● What you should do:
The reply should consist of the entire listing, word for word.

################

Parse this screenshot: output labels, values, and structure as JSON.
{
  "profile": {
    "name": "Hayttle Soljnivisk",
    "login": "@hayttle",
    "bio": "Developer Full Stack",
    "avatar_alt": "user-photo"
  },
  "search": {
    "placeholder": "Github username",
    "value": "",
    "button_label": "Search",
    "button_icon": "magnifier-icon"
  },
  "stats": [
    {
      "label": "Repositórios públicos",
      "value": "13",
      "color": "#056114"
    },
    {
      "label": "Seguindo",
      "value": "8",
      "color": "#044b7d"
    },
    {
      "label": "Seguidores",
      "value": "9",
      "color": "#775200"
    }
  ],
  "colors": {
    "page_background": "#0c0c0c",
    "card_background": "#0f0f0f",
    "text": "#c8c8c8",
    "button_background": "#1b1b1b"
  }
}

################

● Finished exercise:
Parse this screenshot: output labels, values, and structure as JSON.
{
  "profile": {
    "name": "Hayttle Soljnivisk",
    "login": "@hayttle",
    "bio": "Developer Full Stack",
    "avatar_alt": "user-photo"
  },
  "search": {
    "placeholder": "Github username",
    "value": "",
    "button_label": "Search",
    "button_icon": "magnifier-icon"
  },
  "stats": [
    {
      "label": "Repositórios públicos",
      "value": "13",
      "color": "#056114"
    },
    {
      "label": "Seguindo",
      "value": "8",
      "color": "#044b7d"
    },
    {
      "label": "Seguidores",
      "value": "9",
      "color": "#775200"
    }
  ],
  "colors": {
    "page_background": "#0c0c0c",
    "card_background": "#0f0f0f",
    "text": "#c8c8c8",
    "button_background": "#1b1b1b"
  }
}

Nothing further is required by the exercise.